O – Definitions
“A term used to describe people, services or objects
that are not part of a reserve, but relate to First Nations” (Indian
and Northern Affairs Canada, 2000).
Office of the Treaty Commissioner (OTC):
“In 1989, the Federation of Saskatchewan Indians and
the Government of Canada created the Office of the Treaty Commissioner
with a five-year mandate to provide recommendations in the
areas of Treaty land entitlement and education. The OTC played
a vital role in the signing of the Treaty land entitlement
agreements between 28 First Nations and the Governments of
Canada and Saskatchewan. The Office continued to work in Treaty
land entitlement and education until its mandate expired in
March 1996” (Office of the Treaty Commissioner, 2003).
“By contrast, the Ojibwa were migratory hunters and gatherers.
There was a clear distinction made between male and female
roles in Ojibwa society” (Aboriginal Women, Industry
“The Ojibwe people of the Great Lakes region are also
known as Ojibway, Ojibwa, Chippewa, or Anishnabe and are
characterized as Eastern Woodland Indians. A full ethnohistory
of the Ojibwe people of the Great Lakes region since contact
with French missionaries in the 1600s is outside the scope
of this overview” (Reynolds Turton, 1997).
“The Ojibwe are one of the largest groups of native
people in North America and are characterized as intensely
and fiercely independent (Grim, 1983; Cornell, 1986). Yet
there is a paucity of nursing and other health literature
addressing the health-related beliefs of Ojibwe people” (Reynolds
|‘on her moon’:
”This term describes a woman’s menstrual period.
For Aboriginal People, all life is directly linked to the cycles
of the earth
and the moon. Like many other cultures, Aboriginal People believe
that a woman’s menstrual cycle follows the cycles of
the moon” (Canadian Health Network, 2000).
“A popular medicine is Ooligan grease, which is made
from fish oil, and is an all-purpose healing remedy used for
and used as a sleeping pill. The grease is put in soups and
used as a dip for fish. It is not put in a pill form but rather
seen as a natural remedy for use on a daily basis.

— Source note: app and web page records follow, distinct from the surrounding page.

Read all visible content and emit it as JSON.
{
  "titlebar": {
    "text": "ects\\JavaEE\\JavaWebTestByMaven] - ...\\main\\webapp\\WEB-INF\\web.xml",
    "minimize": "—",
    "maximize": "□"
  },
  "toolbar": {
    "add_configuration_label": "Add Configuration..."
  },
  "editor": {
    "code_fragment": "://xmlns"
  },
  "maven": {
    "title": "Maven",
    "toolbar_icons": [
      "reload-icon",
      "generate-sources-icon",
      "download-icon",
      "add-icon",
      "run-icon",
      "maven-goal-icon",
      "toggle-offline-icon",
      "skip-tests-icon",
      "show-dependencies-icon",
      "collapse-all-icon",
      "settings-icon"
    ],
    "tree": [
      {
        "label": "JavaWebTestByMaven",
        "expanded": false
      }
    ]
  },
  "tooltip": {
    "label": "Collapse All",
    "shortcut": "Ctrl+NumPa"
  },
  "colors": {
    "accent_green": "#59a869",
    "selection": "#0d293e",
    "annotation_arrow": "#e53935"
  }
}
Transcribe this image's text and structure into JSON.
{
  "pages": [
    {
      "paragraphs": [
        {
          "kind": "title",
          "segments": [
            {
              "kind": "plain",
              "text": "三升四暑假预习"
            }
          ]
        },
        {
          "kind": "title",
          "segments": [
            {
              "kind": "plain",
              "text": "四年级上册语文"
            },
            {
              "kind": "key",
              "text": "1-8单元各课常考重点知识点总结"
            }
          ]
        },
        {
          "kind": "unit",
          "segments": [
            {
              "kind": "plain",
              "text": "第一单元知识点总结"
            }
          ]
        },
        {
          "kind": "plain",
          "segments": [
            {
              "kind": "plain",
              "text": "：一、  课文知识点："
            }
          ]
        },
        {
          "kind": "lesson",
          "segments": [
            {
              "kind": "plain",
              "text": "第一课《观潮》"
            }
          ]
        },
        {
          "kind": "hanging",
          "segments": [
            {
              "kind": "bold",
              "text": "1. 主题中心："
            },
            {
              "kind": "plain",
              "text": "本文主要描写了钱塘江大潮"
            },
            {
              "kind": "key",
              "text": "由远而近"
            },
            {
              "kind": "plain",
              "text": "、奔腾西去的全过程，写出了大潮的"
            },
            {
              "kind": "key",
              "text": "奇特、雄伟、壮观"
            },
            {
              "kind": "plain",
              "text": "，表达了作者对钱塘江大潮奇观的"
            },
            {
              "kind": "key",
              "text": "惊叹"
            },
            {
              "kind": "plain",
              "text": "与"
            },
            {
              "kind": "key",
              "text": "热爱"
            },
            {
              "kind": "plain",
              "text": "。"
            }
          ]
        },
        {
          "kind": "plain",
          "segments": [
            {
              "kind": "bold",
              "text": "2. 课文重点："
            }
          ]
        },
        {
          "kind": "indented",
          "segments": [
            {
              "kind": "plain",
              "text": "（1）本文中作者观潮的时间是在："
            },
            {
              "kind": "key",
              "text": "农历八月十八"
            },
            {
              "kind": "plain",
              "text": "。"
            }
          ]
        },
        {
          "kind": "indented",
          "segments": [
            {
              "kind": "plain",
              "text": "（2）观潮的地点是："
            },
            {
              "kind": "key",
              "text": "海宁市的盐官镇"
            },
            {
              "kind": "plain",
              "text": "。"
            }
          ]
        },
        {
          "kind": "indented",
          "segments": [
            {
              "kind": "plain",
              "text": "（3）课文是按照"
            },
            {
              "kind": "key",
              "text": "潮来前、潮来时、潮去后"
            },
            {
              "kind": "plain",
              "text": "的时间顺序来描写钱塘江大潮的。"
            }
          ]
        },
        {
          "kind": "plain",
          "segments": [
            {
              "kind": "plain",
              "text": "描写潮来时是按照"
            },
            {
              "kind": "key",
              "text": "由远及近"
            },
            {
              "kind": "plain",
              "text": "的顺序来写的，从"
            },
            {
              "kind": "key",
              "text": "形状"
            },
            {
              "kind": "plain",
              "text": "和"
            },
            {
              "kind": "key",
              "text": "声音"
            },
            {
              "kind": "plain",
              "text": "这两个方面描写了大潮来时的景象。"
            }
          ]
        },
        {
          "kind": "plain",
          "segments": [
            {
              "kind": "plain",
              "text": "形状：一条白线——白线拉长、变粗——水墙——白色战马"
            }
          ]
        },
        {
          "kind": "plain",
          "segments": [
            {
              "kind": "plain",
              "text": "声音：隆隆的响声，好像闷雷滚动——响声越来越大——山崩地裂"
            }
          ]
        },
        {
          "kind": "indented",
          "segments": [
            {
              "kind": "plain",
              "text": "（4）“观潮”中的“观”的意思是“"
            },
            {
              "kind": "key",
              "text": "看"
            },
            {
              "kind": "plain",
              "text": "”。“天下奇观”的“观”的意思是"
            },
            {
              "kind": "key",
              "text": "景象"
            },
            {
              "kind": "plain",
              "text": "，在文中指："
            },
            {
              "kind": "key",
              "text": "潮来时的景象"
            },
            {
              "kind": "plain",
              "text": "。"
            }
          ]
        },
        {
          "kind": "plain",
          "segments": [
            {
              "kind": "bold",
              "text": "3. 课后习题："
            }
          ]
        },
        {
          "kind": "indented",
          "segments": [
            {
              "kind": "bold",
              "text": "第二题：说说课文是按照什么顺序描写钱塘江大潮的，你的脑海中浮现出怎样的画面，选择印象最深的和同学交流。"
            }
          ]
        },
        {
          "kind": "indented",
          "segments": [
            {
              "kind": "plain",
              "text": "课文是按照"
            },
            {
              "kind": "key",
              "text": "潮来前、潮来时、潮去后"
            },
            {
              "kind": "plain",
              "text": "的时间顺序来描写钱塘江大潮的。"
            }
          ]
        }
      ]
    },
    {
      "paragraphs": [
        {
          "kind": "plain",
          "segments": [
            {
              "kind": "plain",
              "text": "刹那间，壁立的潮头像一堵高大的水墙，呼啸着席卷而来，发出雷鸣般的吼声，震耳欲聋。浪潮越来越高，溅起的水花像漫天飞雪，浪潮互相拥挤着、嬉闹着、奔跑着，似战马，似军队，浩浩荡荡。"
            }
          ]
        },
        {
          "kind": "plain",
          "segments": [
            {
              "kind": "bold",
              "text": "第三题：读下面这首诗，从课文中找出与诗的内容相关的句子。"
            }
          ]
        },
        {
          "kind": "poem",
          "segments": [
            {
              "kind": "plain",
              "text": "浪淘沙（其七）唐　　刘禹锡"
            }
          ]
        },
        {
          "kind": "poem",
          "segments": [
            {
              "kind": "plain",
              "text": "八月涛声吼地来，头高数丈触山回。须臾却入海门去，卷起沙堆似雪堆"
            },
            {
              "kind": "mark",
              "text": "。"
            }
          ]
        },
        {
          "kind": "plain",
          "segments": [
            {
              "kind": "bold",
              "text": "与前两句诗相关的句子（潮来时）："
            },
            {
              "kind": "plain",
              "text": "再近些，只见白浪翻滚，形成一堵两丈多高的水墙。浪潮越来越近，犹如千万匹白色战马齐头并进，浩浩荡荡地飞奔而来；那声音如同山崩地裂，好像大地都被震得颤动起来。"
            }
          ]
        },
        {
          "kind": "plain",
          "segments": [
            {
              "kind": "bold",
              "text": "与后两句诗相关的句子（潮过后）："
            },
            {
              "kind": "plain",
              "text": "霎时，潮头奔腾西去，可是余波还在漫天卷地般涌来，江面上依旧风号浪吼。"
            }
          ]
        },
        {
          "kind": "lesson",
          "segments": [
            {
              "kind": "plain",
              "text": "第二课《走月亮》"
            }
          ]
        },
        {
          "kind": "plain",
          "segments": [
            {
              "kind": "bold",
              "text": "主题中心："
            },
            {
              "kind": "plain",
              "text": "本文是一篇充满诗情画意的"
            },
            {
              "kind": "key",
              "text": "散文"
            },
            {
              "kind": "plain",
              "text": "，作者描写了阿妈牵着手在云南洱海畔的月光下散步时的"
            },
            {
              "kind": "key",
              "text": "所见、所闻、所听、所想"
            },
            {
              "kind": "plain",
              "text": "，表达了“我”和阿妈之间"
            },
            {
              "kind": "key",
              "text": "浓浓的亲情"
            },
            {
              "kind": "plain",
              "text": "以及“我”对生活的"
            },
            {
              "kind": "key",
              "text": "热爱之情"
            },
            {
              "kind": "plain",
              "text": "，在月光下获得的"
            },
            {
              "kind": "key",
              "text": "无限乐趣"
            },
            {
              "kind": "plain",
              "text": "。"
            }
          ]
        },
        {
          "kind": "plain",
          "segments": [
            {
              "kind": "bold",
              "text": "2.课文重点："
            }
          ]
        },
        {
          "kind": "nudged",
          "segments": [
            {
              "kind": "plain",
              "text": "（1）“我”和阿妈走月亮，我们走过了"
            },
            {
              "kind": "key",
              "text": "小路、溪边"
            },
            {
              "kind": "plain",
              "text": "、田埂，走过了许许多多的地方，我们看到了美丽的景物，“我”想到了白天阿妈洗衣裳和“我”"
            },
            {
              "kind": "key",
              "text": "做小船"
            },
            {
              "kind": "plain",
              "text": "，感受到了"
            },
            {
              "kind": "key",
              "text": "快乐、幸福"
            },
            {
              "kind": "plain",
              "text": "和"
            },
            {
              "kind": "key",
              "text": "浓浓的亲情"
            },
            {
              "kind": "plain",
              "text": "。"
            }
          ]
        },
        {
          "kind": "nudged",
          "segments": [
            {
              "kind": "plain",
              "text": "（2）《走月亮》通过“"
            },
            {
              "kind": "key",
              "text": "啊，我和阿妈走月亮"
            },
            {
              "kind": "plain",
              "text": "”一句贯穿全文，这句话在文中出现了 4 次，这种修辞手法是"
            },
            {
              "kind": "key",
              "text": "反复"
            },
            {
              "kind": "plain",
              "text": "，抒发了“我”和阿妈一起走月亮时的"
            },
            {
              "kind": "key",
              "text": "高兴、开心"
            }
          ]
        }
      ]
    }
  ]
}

Interestingly,
Ooligan grease was considered to be “one of the most
valuable natural resources for the Native Americans of the
Pacific Northwest Coast. The oil, which is easily rendered,
was a prized trade good having an enormous range of uses” (Ooligan
News, 2003, p. 1).
“Ooligan grease was high in vitamins and highly nutritious
and was called “ha la mootxw, which means, for curing
the northern tribes of BC (University of Oregon, 2003, p. 1).
“Evidence taken from the spoken words of people who have
knowledge of past events and traditions. This oral history
is often recorded
on tape and then put in writing. It is used in history books
and to document claims”
“The oral tradition, refers to the tradition that those
with experience and memory of "the old times" were
the appropriate teachers. Thus, an elder's teachings were the
highly respected” (Reynolds Turton, 1997).
“Stories from the oral tradition, also called myths
or legends, provide valuable insight into the cognitive orientation,
or health-world view, guiding the health beliefs of aboriginal
peoples. In modern parlance, the word "myth" is
often thought to be synonymous with falsehood or fallacious
belief” (Reynolds Turton, 1997).
|Ottawa Charter for Health Promotion, 1986:
“The first International Conference on Health Promotion,
met in Ottawa, November 21st, 1986, presenting the CHARTER
action to achieve Health for All by the year 2000 and beyond.
This conference was primarily a response to growing expectations
for a new public health movement around the world; health promotion
in line with moral and social values (World Health Organization,
For the full
references of works cited above, please see the Glossary
References page >>